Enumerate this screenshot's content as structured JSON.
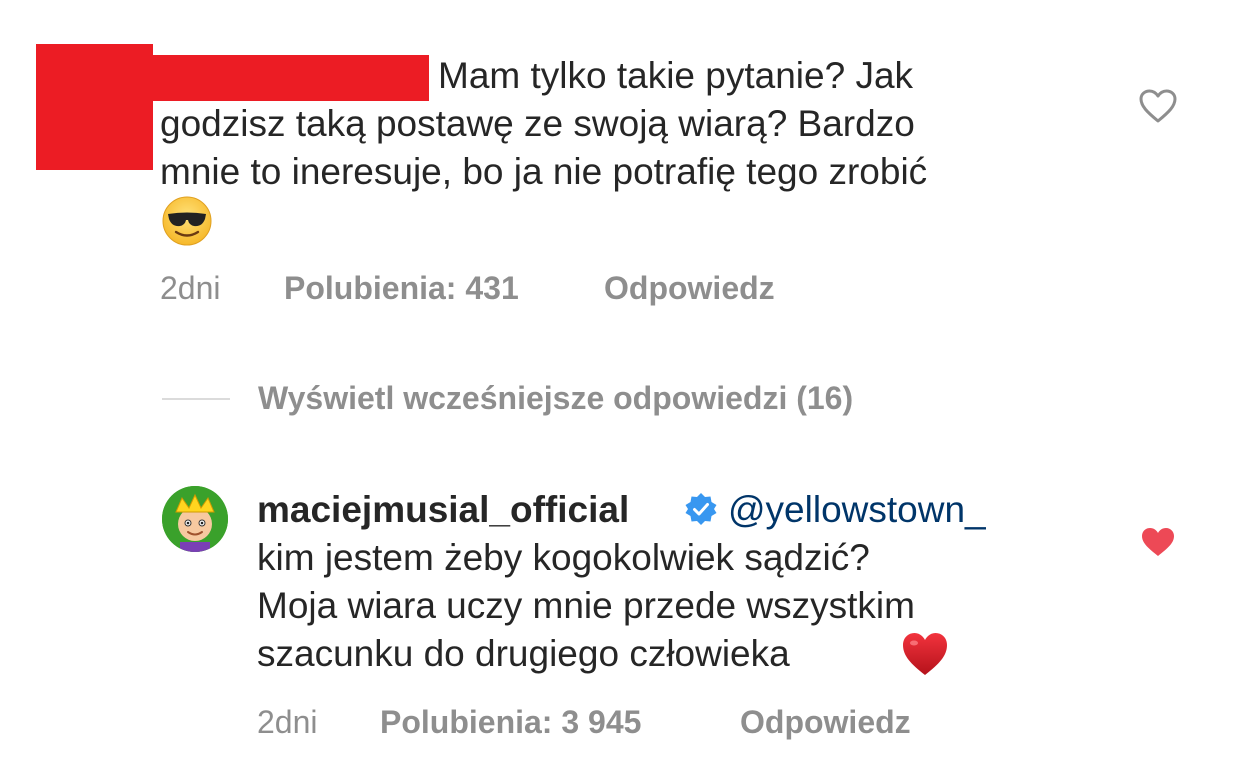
{
  "comments": [
    {
      "text_lines": [
        "Mam tylko takie pytanie? Jak",
        "godzisz taką postawę ze swoją wiarą? Bardzo",
        "mnie to ineresuje, bo ja nie potrafię tego zrobić"
      ],
      "emoji": "smiling-face-with-sunglasses",
      "time": "2dni",
      "likes_label": "Polubienia: 431",
      "reply_label": "Odpowiedz",
      "liked": false
    },
    {
      "username": "maciejmusial_official",
      "verified": true,
      "mention": "@yellowstown_",
      "text_lines": [
        "kim jestem żeby kogokolwiek sądzić?",
        "Moja wiara uczy mnie przede wszystkim",
        "szacunku do drugiego człowieka"
      ],
      "emoji": "red-heart",
      "time": "2dni",
      "likes_label": "Polubienia: 3 945",
      "reply_label": "Odpowiedz",
      "liked": true
    }
  ],
  "view_replies_label": "Wyświetl wcześniejsze odpowiedzi (16)",
  "colors": {
    "text": "#262626",
    "secondary": "#8e8e8e",
    "mention": "#003569",
    "like_red": "#ed4956",
    "verified_blue": "#3897f0",
    "redaction": "#ec1c24"
  }
}
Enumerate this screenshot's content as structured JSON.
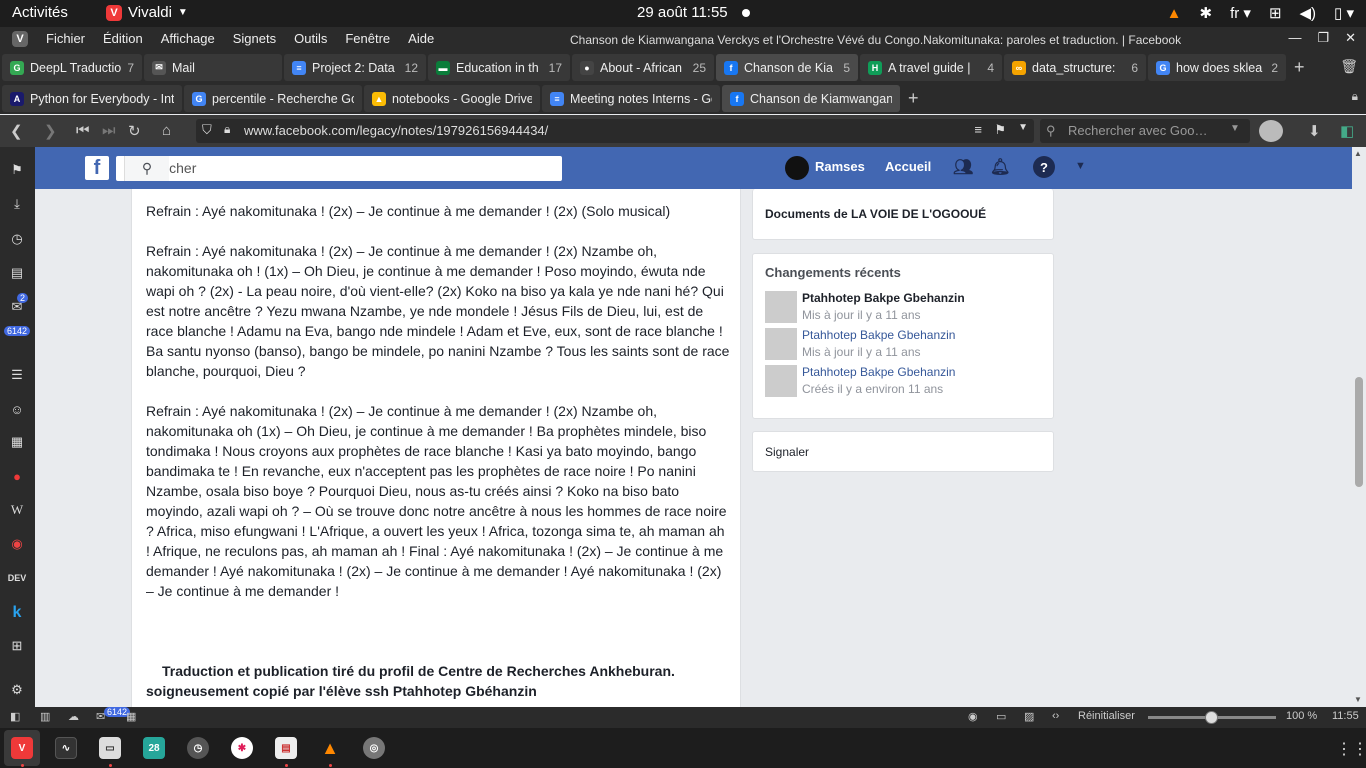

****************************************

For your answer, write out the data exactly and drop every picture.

Exercise solution:
Enumerate this screenshot's content as structured JSON.
{
  "comments": [
    {
      "text_lines": [
        "Mam tylko takie pytanie? Jak",
        "godzisz taką postawę ze swoją wiarą? Bardzo",
        "mnie to ineresuje, bo ja nie potrafię tego zrobić"
      ],
      "emoji": "smiling-face-with-sunglasses",
      "time": "2dni",
      "likes_label": "Polubienia: 431",
      "reply_label": "Odpowiedz",
      "liked": false
    },
    {
      "username": "maciejmusial_official",
      "verified": true,
      "mention": "@yellowstown_",
      "text_lines": [
        "kim jestem żeby kogokolwiek sądzić?",
        "Moja wiara uczy mnie przede wszystkim",
        "szacunku do drugiego człowieka"
      ],
      "emoji": "red-heart",
      "time": "2dni",
      "likes_label": "Polubienia: 3 945",
      "reply_label": "Odpowiedz",
      "liked": true
    }
  ],
  "view_replies_label": "Wyświetl wcześniejsze odpowiedzi (16)",
  "colors": {
    "text": "#262626",
    "secondary": "#8e8e8e",
    "mention": "#003569",
    "like_red": "#ed4956",
    "verified_blue": "#3897f0",
    "redaction": "#ec1c24"
  }
}
Enumerate this screenshot's content as structured JSON.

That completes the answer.